How to approach behavioural questions in an interview

Panel interview practice

Great, you’ve got an interview. Here’s information to help you with a very common job interview approach in New Zealand - behavioural interviewing. This approach aims to discover how you, the candidate, will act in a specific workplace situation by asking you questions about experiences that highlight how you have responded to experiences in the past.

Behavioural questioning is based on the belief that how you responded to situations in the past will predict how you will respond in the future. As well as work experiences, you can draw from study, sport, church, volunteering and general life etc. It is the demonstration of your skills and understanding of situations that matters most.

Preparing For a Behavioural Interview

While doing your CV, you should have already highlighted the competencies and skills asked for in the job description.
Here are some of the most common competencies employers look for:

  • Problem solving
  • Decision making
  • Knowledge/Skills
  • Leadership
  • Teamwork
  • Initiative
  • Communication
  • Conflict resolution

Think of examples (stories and situations) that demonstrate these competencies that you have identified. Like many new graduates, you may not have much experience in the paid work‐force when you begin your job search. However, your tertiary group projects provide excellent opportunities to demonstrate skills that employers are seeking, as do part time and voluntary work experiences, or other experiences where you are dealing with people, organising things etc.

Examples of Behavioural Questions

Problem SolvingGive instances in which you anticipated problems and were able to influence a new direction
Have you ever been caught unaware by a problem or obstacle that you had not foreseen?
What happened?
Decision Making Discuss an important decision you have made regarding a task or project at work.
What factors influenced your decision? 
How have you gone about making important decisions?
Leadership Describe your leadership style and give an example of a situation when you successfully led a group.
Have you ever had difficulty getting others to accept your ideas? What was your approach?
Did it work?
Team Work Have you ever participated in a group project? What was your role? How did you contribute? 
When working on a team project have you ever had an experience where there was strong disagreement among team members? What did you do?
Initiative Give me examples of projects/tasks you started on your own.
Give an example of a time when you went above and beyond the call of duty.
CommunicationDescribe a situation where you were able to strengthen a relationship by communicating effectively. What made your communication effective?
Tell us about a time when you had to present complex information. How did you ensure that the other person understood?
Conflict resolution Describe a situation where you had a conflict with another individual, and how you dealt with it. What was the outcome? How do you feel about it? 
Have you ever had to settle conflict between two people on the job? What was the situation and what did you do?

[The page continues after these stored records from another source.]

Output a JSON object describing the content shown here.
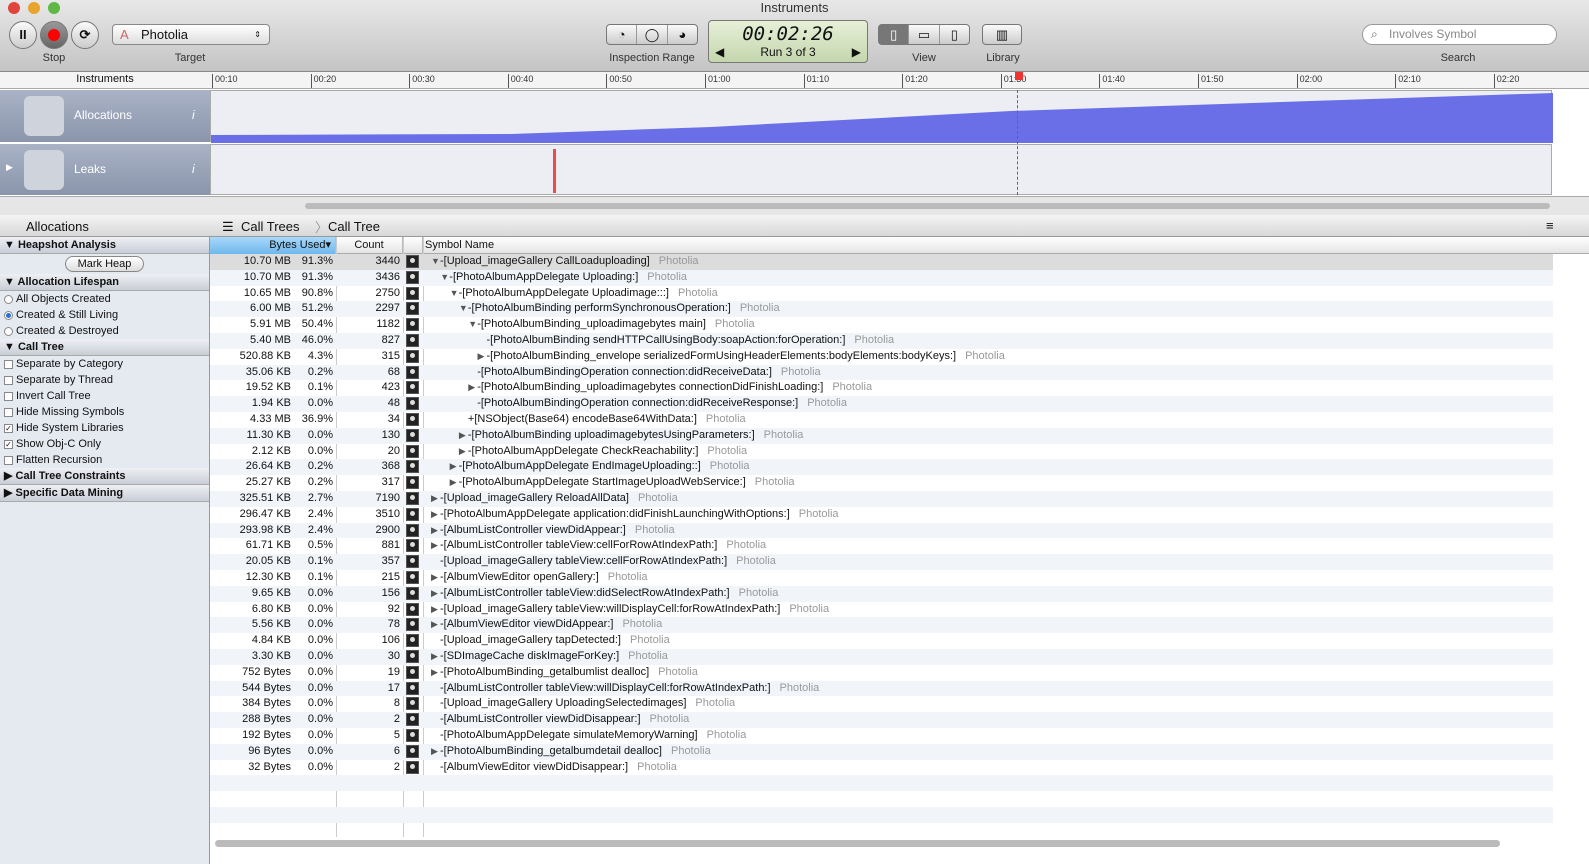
{
  "window": {
    "title": "Instruments"
  },
  "toolbar": {
    "stop_label": "Stop",
    "target_label": "Target",
    "target_value": "Photolia",
    "inspection_label": "Inspection Range",
    "timer": "00:02:26",
    "run": "Run 3 of 3",
    "view_label": "View",
    "library_label": "Library",
    "search_placeholder": "Involves Symbol",
    "search_label": "Search"
  },
  "ruler": {
    "title": "Instruments",
    "ticks": [
      "00:10",
      "00:20",
      "00:30",
      "00:40",
      "00:50",
      "01:00",
      "01:10",
      "01:20",
      "01:30",
      "01:40",
      "01:50",
      "02:00",
      "02:10",
      "02:20"
    ]
  },
  "tracks": [
    {
      "name": "Allocations"
    },
    {
      "name": "Leaks"
    }
  ],
  "colors": {
    "allocations_fill": "#6a6fe8",
    "leak_marker": "#e84c4c",
    "selection_header": "#7fc4f0"
  },
  "breadcrumb": {
    "instrument": "Allocations",
    "items": [
      "Call Trees",
      "Call Tree"
    ]
  },
  "sidebar": {
    "heapshot": "Heapshot Analysis",
    "mark_heap": "Mark Heap",
    "lifespan": "Allocation Lifespan",
    "lifespan_options": [
      {
        "label": "All Objects Created",
        "selected": false
      },
      {
        "label": "Created & Still Living",
        "selected": true
      },
      {
        "label": "Created & Destroyed",
        "selected": false
      }
    ],
    "call_tree": "Call Tree",
    "call_tree_options": [
      {
        "label": "Separate by Category",
        "checked": false
      },
      {
        "label": "Separate by Thread",
        "checked": false
      },
      {
        "label": "Invert Call Tree",
        "checked": false
      },
      {
        "label": "Hide Missing Symbols",
        "checked": false
      },
      {
        "label": "Hide System Libraries",
        "checked": true
      },
      {
        "label": "Show Obj-C Only",
        "checked": true
      },
      {
        "label": "Flatten Recursion",
        "checked": false
      }
    ],
    "constraints": "Call Tree Constraints",
    "data_mining": "Specific Data Mining"
  },
  "table": {
    "columns": {
      "bytes": "Bytes Used",
      "count": "Count",
      "symbol": "Symbol Name"
    },
    "library": "Photolia",
    "rows": [
      {
        "bytes": "10.70 MB",
        "pct": "91.3%",
        "count": "3440",
        "depth": 0,
        "toggle": "open",
        "symbol": "-[Upload_imageGallery CallLoaduploading]"
      },
      {
        "bytes": "10.70 MB",
        "pct": "91.3%",
        "count": "3436",
        "depth": 1,
        "toggle": "open",
        "symbol": "-[PhotoAlbumAppDelegate Uploading:]"
      },
      {
        "bytes": "10.65 MB",
        "pct": "90.8%",
        "count": "2750",
        "depth": 2,
        "toggle": "open",
        "symbol": "-[PhotoAlbumAppDelegate Uploadimage:::]"
      },
      {
        "bytes": "6.00 MB",
        "pct": "51.2%",
        "count": "2297",
        "depth": 3,
        "toggle": "open",
        "symbol": "-[PhotoAlbumBinding performSynchronousOperation:]"
      },
      {
        "bytes": "5.91 MB",
        "pct": "50.4%",
        "count": "1182",
        "depth": 4,
        "toggle": "open",
        "symbol": "-[PhotoAlbumBinding_uploadimagebytes main]"
      },
      {
        "bytes": "5.40 MB",
        "pct": "46.0%",
        "count": "827",
        "depth": 5,
        "toggle": "none",
        "symbol": "-[PhotoAlbumBinding sendHTTPCallUsingBody:soapAction:forOperation:]"
      },
      {
        "bytes": "520.88 KB",
        "pct": "4.3%",
        "count": "315",
        "depth": 5,
        "toggle": "closed",
        "symbol": "-[PhotoAlbumBinding_envelope serializedFormUsingHeaderElements:bodyElements:bodyKeys:]"
      },
      {
        "bytes": "35.06 KB",
        "pct": "0.2%",
        "count": "68",
        "depth": 4,
        "toggle": "none",
        "symbol": "-[PhotoAlbumBindingOperation connection:didReceiveData:]"
      },
      {
        "bytes": "19.52 KB",
        "pct": "0.1%",
        "count": "423",
        "depth": 4,
        "toggle": "closed",
        "symbol": "-[PhotoAlbumBinding_uploadimagebytes connectionDidFinishLoading:]"
      },
      {
        "bytes": "1.94 KB",
        "pct": "0.0%",
        "count": "48",
        "depth": 4,
        "toggle": "none",
        "symbol": "-[PhotoAlbumBindingOperation connection:didReceiveResponse:]"
      },
      {
        "bytes": "4.33 MB",
        "pct": "36.9%",
        "count": "34",
        "depth": 3,
        "toggle": "none",
        "symbol": "+[NSObject(Base64) encodeBase64WithData:]"
      },
      {
        "bytes": "11.30 KB",
        "pct": "0.0%",
        "count": "130",
        "depth": 3,
        "toggle": "closed",
        "symbol": "-[PhotoAlbumBinding uploadimagebytesUsingParameters:]"
      },
      {
        "bytes": "2.12 KB",
        "pct": "0.0%",
        "count": "20",
        "depth": 3,
        "toggle": "closed",
        "symbol": "-[PhotoAlbumAppDelegate CheckReachability:]"
      },
      {
        "bytes": "26.64 KB",
        "pct": "0.2%",
        "count": "368",
        "depth": 2,
        "toggle": "closed",
        "symbol": "-[PhotoAlbumAppDelegate EndImageUploading::]"
      },
      {
        "bytes": "25.27 KB",
        "pct": "0.2%",
        "count": "317",
        "depth": 2,
        "toggle": "closed",
        "symbol": "-[PhotoAlbumAppDelegate StartImageUploadWebService:]"
      },
      {
        "bytes": "325.51 KB",
        "pct": "2.7%",
        "count": "7190",
        "depth": 0,
        "toggle": "closed",
        "symbol": "-[Upload_imageGallery ReloadAllData]"
      },
      {
        "bytes": "296.47 KB",
        "pct": "2.4%",
        "count": "3510",
        "depth": 0,
        "toggle": "closed",
        "symbol": "-[PhotoAlbumAppDelegate application:didFinishLaunchingWithOptions:]"
      },
      {
        "bytes": "293.98 KB",
        "pct": "2.4%",
        "count": "2900",
        "depth": 0,
        "toggle": "closed",
        "symbol": "-[AlbumListController viewDidAppear:]"
      },
      {
        "bytes": "61.71 KB",
        "pct": "0.5%",
        "count": "881",
        "depth": 0,
        "toggle": "closed",
        "symbol": "-[AlbumListController tableView:cellForRowAtIndexPath:]"
      },
      {
        "bytes": "20.05 KB",
        "pct": "0.1%",
        "count": "357",
        "depth": 0,
        "toggle": "none",
        "symbol": "-[Upload_imageGallery tableView:cellForRowAtIndexPath:]"
      },
      {
        "bytes": "12.30 KB",
        "pct": "0.1%",
        "count": "215",
        "depth": 0,
        "toggle": "closed",
        "symbol": "-[AlbumViewEditor openGallery:]"
      },
      {
        "bytes": "9.65 KB",
        "pct": "0.0%",
        "count": "156",
        "depth": 0,
        "toggle": "closed",
        "symbol": "-[AlbumListController tableView:didSelectRowAtIndexPath:]"
      },
      {
        "bytes": "6.80 KB",
        "pct": "0.0%",
        "count": "92",
        "depth": 0,
        "toggle": "closed",
        "symbol": "-[Upload_imageGallery tableView:willDisplayCell:forRowAtIndexPath:]"
      },
      {
        "bytes": "5.56 KB",
        "pct": "0.0%",
        "count": "78",
        "depth": 0,
        "toggle": "closed",
        "symbol": "-[AlbumViewEditor viewDidAppear:]"
      },
      {
        "bytes": "4.84 KB",
        "pct": "0.0%",
        "count": "106",
        "depth": 0,
        "toggle": "none",
        "symbol": "-[Upload_imageGallery tapDetected:]"
      },
      {
        "bytes": "3.30 KB",
        "pct": "0.0%",
        "count": "30",
        "depth": 0,
        "toggle": "closed",
        "symbol": "-[SDImageCache diskImageForKey:]"
      },
      {
        "bytes": "752 Bytes",
        "pct": "0.0%",
        "count": "19",
        "depth": 0,
        "toggle": "closed",
        "symbol": "-[PhotoAlbumBinding_getalbumlist dealloc]"
      },
      {
        "bytes": "544 Bytes",
        "pct": "0.0%",
        "count": "17",
        "depth": 0,
        "toggle": "none",
        "symbol": "-[AlbumListController tableView:willDisplayCell:forRowAtIndexPath:]"
      },
      {
        "bytes": "384 Bytes",
        "pct": "0.0%",
        "count": "8",
        "depth": 0,
        "toggle": "none",
        "symbol": "-[Upload_imageGallery UploadingSelectedimages]"
      },
      {
        "bytes": "288 Bytes",
        "pct": "0.0%",
        "count": "2",
        "depth": 0,
        "toggle": "none",
        "symbol": "-[AlbumListController viewDidDisappear:]"
      },
      {
        "bytes": "192 Bytes",
        "pct": "0.0%",
        "count": "5",
        "depth": 0,
        "toggle": "none",
        "symbol": "-[PhotoAlbumAppDelegate simulateMemoryWarning]"
      },
      {
        "bytes": "96 Bytes",
        "pct": "0.0%",
        "count": "6",
        "depth": 0,
        "toggle": "closed",
        "symbol": "-[PhotoAlbumBinding_getalbumdetail dealloc]"
      },
      {
        "bytes": "32 Bytes",
        "pct": "0.0%",
        "count": "2",
        "depth": 0,
        "toggle": "none",
        "symbol": "-[AlbumViewEditor viewDidDisappear:]"
      }
    ]
  }
}
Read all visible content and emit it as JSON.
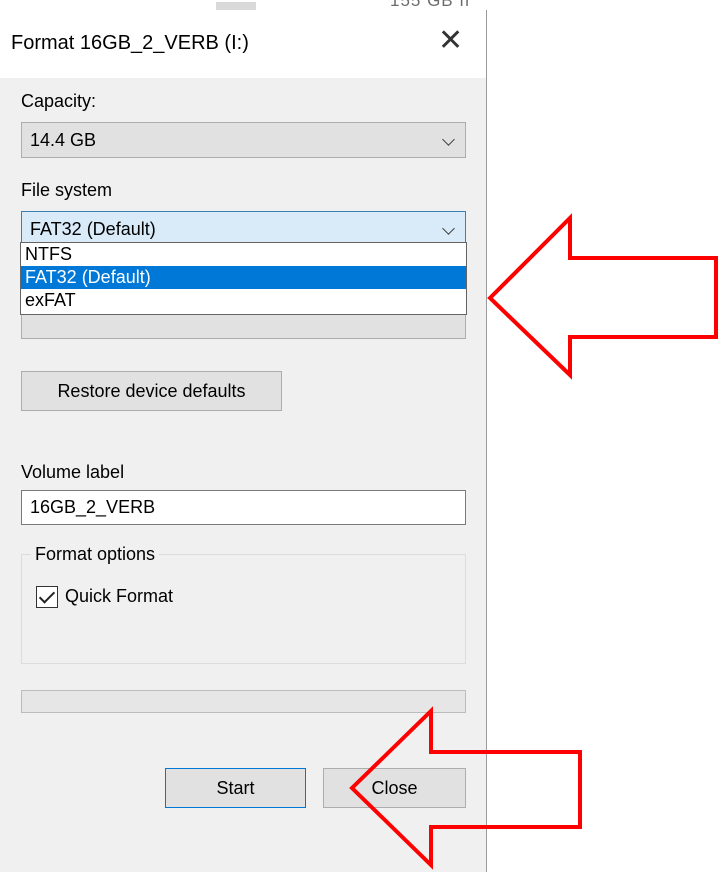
{
  "background": {
    "partial_text": "155 GB fr"
  },
  "dialog": {
    "title": "Format 16GB_2_VERB (I:)",
    "close_glyph": "✕",
    "capacity": {
      "label": "Capacity:",
      "value": "14.4 GB"
    },
    "file_system": {
      "label": "File system",
      "value": "FAT32 (Default)",
      "options": [
        "NTFS",
        "FAT32 (Default)",
        "exFAT"
      ],
      "selected_index": 1
    },
    "restore_label": "Restore device defaults",
    "volume_label": {
      "label": "Volume label",
      "value": "16GB_2_VERB"
    },
    "format_options": {
      "legend": "Format options",
      "quick_format_label": "Quick Format",
      "quick_format_checked": true
    },
    "progress": 0,
    "start_label": "Start",
    "close_label": "Close"
  },
  "colors": {
    "accent": "#0078d7",
    "annotation": "#ff0000",
    "dialog_bg": "#f0f0f0"
  },
  "icons": [
    "chevron-down-icon",
    "close-icon",
    "checkmark-icon",
    "arrow-left-icon"
  ]
}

Employer doing an interview

Strategy for Answering Behavioural Questions

The STAR technique is a simple strategy that helps you answer behavioural questions appropriately.
Start by telling the interviewers about a particular situation that relates to the question, not a general one. Briefly tell them about the situation, what you did specifically, and the positive result or outcome. Your answer should contain these the following steps:

  • ST: The Situation you were in or Task you did
  • A: Action that you took
  • RResult of that action

Below is an example using the STAR technique:

Tell me about a time when you had to deal with a difficult person?

Situation / Task:

I was working at the checkout at the Yaya Appliance Store serving a customer who started to complain. The customer was irate about a product they had bought that was faulty and they said they would never shop here again. I took responsibility for ensuing resolution and customer satisfaction.


I apologised to the customer for the faulty product and empathised about how annoying this must have been for them. I said that I would take them straight to the service desk to go to the front of the queue and called my supervisor to take over my checkout. I helped the customer explain the situation at the service desk and checked in later that the customer issue was resolved


The customer was satisfied and left with a replacement product and so it was a good outcome for the customer and the appliance store’s reputation.

By practising behavioural interview questions using the STAR technique you’ll become much more confident in an actual interview situation.

Need help to practise answering Behavioural Questions?

Practice by -

  • Using the Interview360 tool on My Career Lab
  • Answering questions with family and friends - but it is good to have someone professional having a listen as well
    Career counselling in Elab
  • Booking in for a interview practice workshop at the Employability Lab. Appointments can be booked on Elab Online.
  • Booking in for a practice interview with an AUT Employability and Careers Specialist either in person at the AUT Employability Lab at WA202 or online. These appointments are also booked through Elab Online.
  • We are always happy to help.